A small group of commandos has infiltrated deep into enemy territory. They have just accomplished their mission and now have to return to their rendezvous point. Of course they don’t want to get caught even if the mission is already over. Therefore they decide to take the route that will keep them as far away from any enemy base as possible.
Being well prepared for the mission, they have a detailed map of the area which marks all (known) enemy bases, their current position and the rendezvous point. For simplicity, we view the the map as a rectangular grid with integer coordinates (x, y) where 0 ≤ x < X, 0 ≤ y < Y. Furthermore, we approximate movements as horizontal and vertical steps on this grid, so we use Manhattan distance: dist((x1, y1), (x2, y2)) = |x2 − x1| + |y2 − y1|. The commandos can only travel in vertical and horizontal directions at each step.
Can you help them find the best route? Of course, in case that there are multiple routes that keep the same minimum distance to enemy bases, the commandos want to take a shortest route that does so. Furthermore, they don’t want to take a route off their map as it could take them in unknown, dangerous areas, but you don’t have to worry about unknown enemy bases off the map.
On the first line one positive number: the number of testcases, at most 100. After that per testcase:
One line with three positive numbers N, X, Y. 1 ≤ N ≤ 10 000 is the number of enemy bases and 1 ≤ X, Y ≤ 1 000 the size of the map: coordinates x, y are on the map if 0 ≤ x < X, 0 ≤ y < Y.
One line containing two pairs of coordinates xi, yi and xr, yr: the initial position of the commandos and the rendezvous point.
N lines each containing one pair of coordinates x, y of an enemy base.
All pairs of coordinates are on the map and different from each other.

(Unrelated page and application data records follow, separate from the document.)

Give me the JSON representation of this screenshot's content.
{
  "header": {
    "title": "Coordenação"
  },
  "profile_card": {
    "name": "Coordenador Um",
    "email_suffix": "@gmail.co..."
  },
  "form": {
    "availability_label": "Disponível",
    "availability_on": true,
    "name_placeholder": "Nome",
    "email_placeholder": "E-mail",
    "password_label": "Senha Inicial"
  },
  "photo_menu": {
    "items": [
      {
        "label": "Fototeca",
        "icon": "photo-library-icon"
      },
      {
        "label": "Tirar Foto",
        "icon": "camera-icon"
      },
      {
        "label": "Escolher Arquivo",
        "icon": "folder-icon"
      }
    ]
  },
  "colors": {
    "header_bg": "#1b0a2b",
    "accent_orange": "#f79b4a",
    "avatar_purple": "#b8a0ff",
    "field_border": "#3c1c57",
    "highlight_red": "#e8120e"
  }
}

One line with two numbers separated by one space: the minimum separation from an enemy base and the length of the route.
1 2 2
0 0 1 1
2 5 6
0 0 4 0